**Task input**
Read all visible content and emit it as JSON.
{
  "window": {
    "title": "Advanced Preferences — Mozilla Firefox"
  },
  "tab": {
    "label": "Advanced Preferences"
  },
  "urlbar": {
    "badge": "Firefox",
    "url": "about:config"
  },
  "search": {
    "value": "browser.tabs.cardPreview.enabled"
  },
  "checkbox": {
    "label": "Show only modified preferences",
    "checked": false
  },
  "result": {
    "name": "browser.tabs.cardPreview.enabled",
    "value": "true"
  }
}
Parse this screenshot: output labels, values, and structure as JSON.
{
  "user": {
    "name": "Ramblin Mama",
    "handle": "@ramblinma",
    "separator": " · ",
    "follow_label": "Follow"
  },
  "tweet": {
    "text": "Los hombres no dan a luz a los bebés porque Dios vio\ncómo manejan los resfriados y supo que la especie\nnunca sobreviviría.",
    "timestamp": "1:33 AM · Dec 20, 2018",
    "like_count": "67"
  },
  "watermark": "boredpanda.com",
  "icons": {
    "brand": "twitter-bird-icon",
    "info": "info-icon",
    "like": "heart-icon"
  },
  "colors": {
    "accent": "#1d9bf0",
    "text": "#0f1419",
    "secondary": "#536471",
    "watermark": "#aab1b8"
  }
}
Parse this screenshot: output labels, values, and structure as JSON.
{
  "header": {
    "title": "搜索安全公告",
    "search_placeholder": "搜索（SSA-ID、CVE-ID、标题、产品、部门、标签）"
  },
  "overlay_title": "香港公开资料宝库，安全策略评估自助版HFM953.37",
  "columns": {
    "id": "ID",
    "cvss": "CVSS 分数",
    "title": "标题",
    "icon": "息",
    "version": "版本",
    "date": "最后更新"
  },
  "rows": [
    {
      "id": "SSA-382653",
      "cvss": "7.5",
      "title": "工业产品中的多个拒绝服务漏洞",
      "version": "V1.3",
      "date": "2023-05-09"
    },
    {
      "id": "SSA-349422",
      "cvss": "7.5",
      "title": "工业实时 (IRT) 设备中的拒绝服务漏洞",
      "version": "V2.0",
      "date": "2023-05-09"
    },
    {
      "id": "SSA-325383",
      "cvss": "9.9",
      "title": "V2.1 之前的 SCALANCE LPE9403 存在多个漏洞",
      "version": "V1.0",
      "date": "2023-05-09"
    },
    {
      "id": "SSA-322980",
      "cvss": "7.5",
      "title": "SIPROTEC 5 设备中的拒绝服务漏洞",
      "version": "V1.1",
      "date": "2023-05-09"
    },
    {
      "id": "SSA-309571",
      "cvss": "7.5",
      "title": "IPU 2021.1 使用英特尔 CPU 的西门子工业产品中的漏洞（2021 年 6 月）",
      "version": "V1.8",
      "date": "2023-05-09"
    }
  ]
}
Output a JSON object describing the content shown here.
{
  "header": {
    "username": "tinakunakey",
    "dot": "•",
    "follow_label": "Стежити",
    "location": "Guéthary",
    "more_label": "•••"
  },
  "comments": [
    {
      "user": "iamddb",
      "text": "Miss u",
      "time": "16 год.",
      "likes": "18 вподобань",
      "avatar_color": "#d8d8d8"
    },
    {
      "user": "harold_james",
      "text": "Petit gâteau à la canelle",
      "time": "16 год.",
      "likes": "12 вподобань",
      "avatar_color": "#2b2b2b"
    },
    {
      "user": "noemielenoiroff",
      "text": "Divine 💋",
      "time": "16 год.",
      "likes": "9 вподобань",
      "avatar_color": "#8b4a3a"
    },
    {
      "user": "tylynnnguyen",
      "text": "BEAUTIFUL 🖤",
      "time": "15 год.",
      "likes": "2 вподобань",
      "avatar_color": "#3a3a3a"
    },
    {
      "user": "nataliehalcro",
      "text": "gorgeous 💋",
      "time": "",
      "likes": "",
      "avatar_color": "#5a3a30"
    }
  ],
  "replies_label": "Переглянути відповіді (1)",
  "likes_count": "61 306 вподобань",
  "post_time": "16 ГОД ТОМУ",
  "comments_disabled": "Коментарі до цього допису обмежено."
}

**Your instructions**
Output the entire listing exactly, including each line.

**Answer for this exercise**
Read all visible content and emit it as JSON.
{
  "window": {
    "title": "Advanced Preferences — Mozilla Firefox"
  },
  "tab": {
    "label": "Advanced Preferences"
  },
  "urlbar": {
    "badge": "Firefox",
    "url": "about:config"
  },
  "search": {
    "value": "browser.tabs.cardPreview.enabled"
  },
  "checkbox": {
    "label": "Show only modified preferences",
    "checked": false
  },
  "result": {
    "name": "browser.tabs.cardPreview.enabled",
    "value": "true"
  }
}
Parse this screenshot: output labels, values, and structure as JSON.
{
  "user": {
    "name": "Ramblin Mama",
    "handle": "@ramblinma",
    "separator": " · ",
    "follow_label": "Follow"
  },
  "tweet": {
    "text": "Los hombres no dan a luz a los bebés porque Dios vio\ncómo manejan los resfriados y supo que la especie\nnunca sobreviviría.",
    "timestamp": "1:33 AM · Dec 20, 2018",
    "like_count": "67"
  },
  "watermark": "boredpanda.com",
  "icons": {
    "brand": "twitter-bird-icon",
    "info": "info-icon",
    "like": "heart-icon"
  },
  "colors": {
    "accent": "#1d9bf0",
    "text": "#0f1419",
    "secondary": "#536471",
    "watermark": "#aab1b8"
  }
}
Parse this screenshot: output labels, values, and structure as JSON.
{
  "header": {
    "title": "搜索安全公告",
    "search_placeholder": "搜索（SSA-ID、CVE-ID、标题、产品、部门、标签）"
  },
  "overlay_title": "香港公开资料宝库，安全策略评估自助版HFM953.37",
  "columns": {
    "id": "ID",
    "cvss": "CVSS 分数",
    "title": "标题",
    "icon": "息",
    "version": "版本",
    "date": "最后更新"
  },
  "rows": [
    {
      "id": "SSA-382653",
      "cvss": "7.5",
      "title": "工业产品中的多个拒绝服务漏洞",
      "version": "V1.3",
      "date": "2023-05-09"
    },
    {
      "id": "SSA-349422",
      "cvss": "7.5",
      "title": "工业实时 (IRT) 设备中的拒绝服务漏洞",
      "version": "V2.0",
      "date": "2023-05-09"
    },
    {
      "id": "SSA-325383",
      "cvss": "9.9",
      "title": "V2.1 之前的 SCALANCE LPE9403 存在多个漏洞",
      "version": "V1.0",
      "date": "2023-05-09"
    },
    {
      "id": "SSA-322980",
      "cvss": "7.5",
      "title": "SIPROTEC 5 设备中的拒绝服务漏洞",
      "version": "V1.1",
      "date": "2023-05-09"
    },
    {
      "id": "SSA-309571",
      "cvss": "7.5",
      "title": "IPU 2021.1 使用英特尔 CPU 的西门子工业产品中的漏洞（2021 年 6 月）",
      "version": "V1.8",
      "date": "2023-05-09"
    }
  ]
}
Output a JSON object describing the content shown here.
{
  "header": {
    "username": "tinakunakey",
    "dot": "•",
    "follow_label": "Стежити",
    "location": "Guéthary",
    "more_label": "•••"
  },
  "comments": [
    {
      "user": "iamddb",
      "text": "Miss u",
      "time": "16 год.",
      "likes": "18 вподобань",
      "avatar_color": "#d8d8d8"
    },
    {
      "user": "harold_james",
      "text": "Petit gâteau à la canelle",
      "time": "16 год.",
      "likes": "12 вподобань",
      "avatar_color": "#2b2b2b"
    },
    {
      "user": "noemielenoiroff",
      "text": "Divine 💋",
      "time": "16 год.",
      "likes": "9 вподобань",
      "avatar_color": "#8b4a3a"
    },
    {
      "user": "tylynnnguyen",
      "text": "BEAUTIFUL 🖤",
      "time": "15 год.",
      "likes": "2 вподобань",
      "avatar_color": "#3a3a3a"
    },
    {
      "user": "nataliehalcro",
      "text": "gorgeous 💋",
      "time": "",
      "likes": "",
      "avatar_color": "#5a3a30"
    }
  ],
  "replies_label": "Переглянути відповіді (1)",
  "likes_count": "61 306 вподобань",
  "post_time": "16 ГОД ТОМУ",
  "comments_disabled": "Коментарі до цього допису обмежено."
}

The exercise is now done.